by: Republished from Assistive Technology Blog
Did you know that the number of legally blind people who can read Braille keeps going down?
In the ’50s, more than 50% of blind users could read Braille. Now, that number is down to less than 10%. In recent years, many blind children with visual impairment are encouraged to read books with large prints, but this technique works mainly with picture books. Kids with no vision at all are encouraged to start listening to audiobooks, thus skipping the process of teaching them to read altogether. However, the argument against audiobooks for blind children is that if audiobooks are considered so good for a blind child, why teach any child how to read? Audiobooks may be convenient, but they are by no means a replacement of reading pages of a book.
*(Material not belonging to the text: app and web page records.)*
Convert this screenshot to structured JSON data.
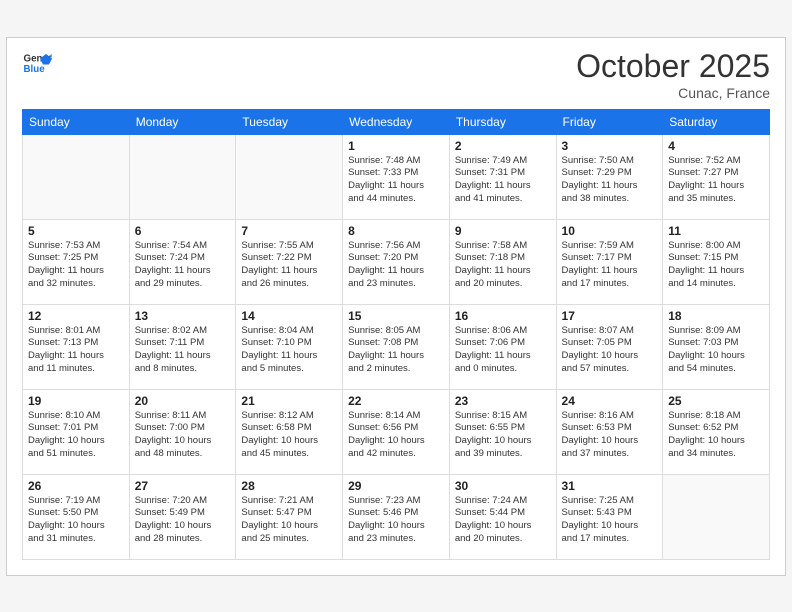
{
  "header": {
    "logo_general": "General",
    "logo_blue": "Blue",
    "month_title": "October 2025",
    "location": "Cunac, France"
  },
  "weekdays": [
    "Sunday",
    "Monday",
    "Tuesday",
    "Wednesday",
    "Thursday",
    "Friday",
    "Saturday"
  ],
  "weeks": [
    [
      {
        "day": "",
        "info": ""
      },
      {
        "day": "",
        "info": ""
      },
      {
        "day": "",
        "info": ""
      },
      {
        "day": "1",
        "info": "Sunrise: 7:48 AM\nSunset: 7:33 PM\nDaylight: 11 hours\nand 44 minutes."
      },
      {
        "day": "2",
        "info": "Sunrise: 7:49 AM\nSunset: 7:31 PM\nDaylight: 11 hours\nand 41 minutes."
      },
      {
        "day": "3",
        "info": "Sunrise: 7:50 AM\nSunset: 7:29 PM\nDaylight: 11 hours\nand 38 minutes."
      },
      {
        "day": "4",
        "info": "Sunrise: 7:52 AM\nSunset: 7:27 PM\nDaylight: 11 hours\nand 35 minutes."
      }
    ],
    [
      {
        "day": "5",
        "info": "Sunrise: 7:53 AM\nSunset: 7:25 PM\nDaylight: 11 hours\nand 32 minutes."
      },
      {
        "day": "6",
        "info": "Sunrise: 7:54 AM\nSunset: 7:24 PM\nDaylight: 11 hours\nand 29 minutes."
      },
      {
        "day": "7",
        "info": "Sunrise: 7:55 AM\nSunset: 7:22 PM\nDaylight: 11 hours\nand 26 minutes."
      },
      {
        "day": "8",
        "info": "Sunrise: 7:56 AM\nSunset: 7:20 PM\nDaylight: 11 hours\nand 23 minutes."
      },
      {
        "day": "9",
        "info": "Sunrise: 7:58 AM\nSunset: 7:18 PM\nDaylight: 11 hours\nand 20 minutes."
      },
      {
        "day": "10",
        "info": "Sunrise: 7:59 AM\nSunset: 7:17 PM\nDaylight: 11 hours\nand 17 minutes."
      },
      {
        "day": "11",
        "info": "Sunrise: 8:00 AM\nSunset: 7:15 PM\nDaylight: 11 hours\nand 14 minutes."
      }
    ],
    [
      {
        "day": "12",
        "info": "Sunrise: 8:01 AM\nSunset: 7:13 PM\nDaylight: 11 hours\nand 11 minutes."
      },
      {
        "day": "13",
        "info": "Sunrise: 8:02 AM\nSunset: 7:11 PM\nDaylight: 11 hours\nand 8 minutes."
      },
      {
        "day": "14",
        "info": "Sunrise: 8:04 AM\nSunset: 7:10 PM\nDaylight: 11 hours\nand 5 minutes."
      },
      {
        "day": "15",
        "info": "Sunrise: 8:05 AM\nSunset: 7:08 PM\nDaylight: 11 hours\nand 2 minutes."
      },
      {
        "day": "16",
        "info": "Sunrise: 8:06 AM\nSunset: 7:06 PM\nDaylight: 11 hours\nand 0 minutes."
      },
      {
        "day": "17",
        "info": "Sunrise: 8:07 AM\nSunset: 7:05 PM\nDaylight: 10 hours\nand 57 minutes."
      },
      {
        "day": "18",
        "info": "Sunrise: 8:09 AM\nSunset: 7:03 PM\nDaylight: 10 hours\nand 54 minutes."
      }
    ],
    [
      {
        "day": "19",
        "info": "Sunrise: 8:10 AM\nSunset: 7:01 PM\nDaylight: 10 hours\nand 51 minutes."
      },
      {
        "day": "20",
        "info": "Sunrise: 8:11 AM\nSunset: 7:00 PM\nDaylight: 10 hours\nand 48 minutes."
      },
      {
        "day": "21",
        "info": "Sunrise: 8:12 AM\nSunset: 6:58 PM\nDaylight: 10 hours\nand 45 minutes."
      },
      {
        "day": "22",
        "info": "Sunrise: 8:14 AM\nSunset: 6:56 PM\nDaylight: 10 hours\nand 42 minutes."
      },
      {
        "day": "23",
        "info": "Sunrise: 8:15 AM\nSunset: 6:55 PM\nDaylight: 10 hours\nand 39 minutes."
      },
      {
        "day": "24",
        "info": "Sunrise: 8:16 AM\nSunset: 6:53 PM\nDaylight: 10 hours\nand 37 minutes."
      },
      {
        "day": "25",
        "info": "Sunrise: 8:18 AM\nSunset: 6:52 PM\nDaylight: 10 hours\nand 34 minutes."
      }
    ],
    [
      {
        "day": "26",
        "info": "Sunrise: 7:19 AM\nSunset: 5:50 PM\nDaylight: 10 hours\nand 31 minutes."
      },
      {
        "day": "27",
        "info": "Sunrise: 7:20 AM\nSunset: 5:49 PM\nDaylight: 10 hours\nand 28 minutes."
      },
      {
        "day": "28",
        "info": "Sunrise: 7:21 AM\nSunset: 5:47 PM\nDaylight: 10 hours\nand 25 minutes."
      },
      {
        "day": "29",
        "info": "Sunrise: 7:23 AM\nSunset: 5:46 PM\nDaylight: 10 hours\nand 23 minutes."
      },
      {
        "day": "30",
        "info": "Sunrise: 7:24 AM\nSunset: 5:44 PM\nDaylight: 10 hours\nand 20 minutes."
      },
      {
        "day": "31",
        "info": "Sunrise: 7:25 AM\nSunset: 5:43 PM\nDaylight: 10 hours\nand 17 minutes."
      },
      {
        "day": "",
        "info": ""
      }
    ]
  ]
}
In order to teach Braille to blind children, Dorina Nowill Foundation for the Blind and the Lew’Lara Advertising Agency have created a set of Lego style Braille bricks that have raised studs resembling letters of the Braille alphabet. Blind children can arrange them in certain ways to spell out words. Through Braille Bricks, not only are children learning Braille, but also fueling their creativity and imagination while connecting with their peers.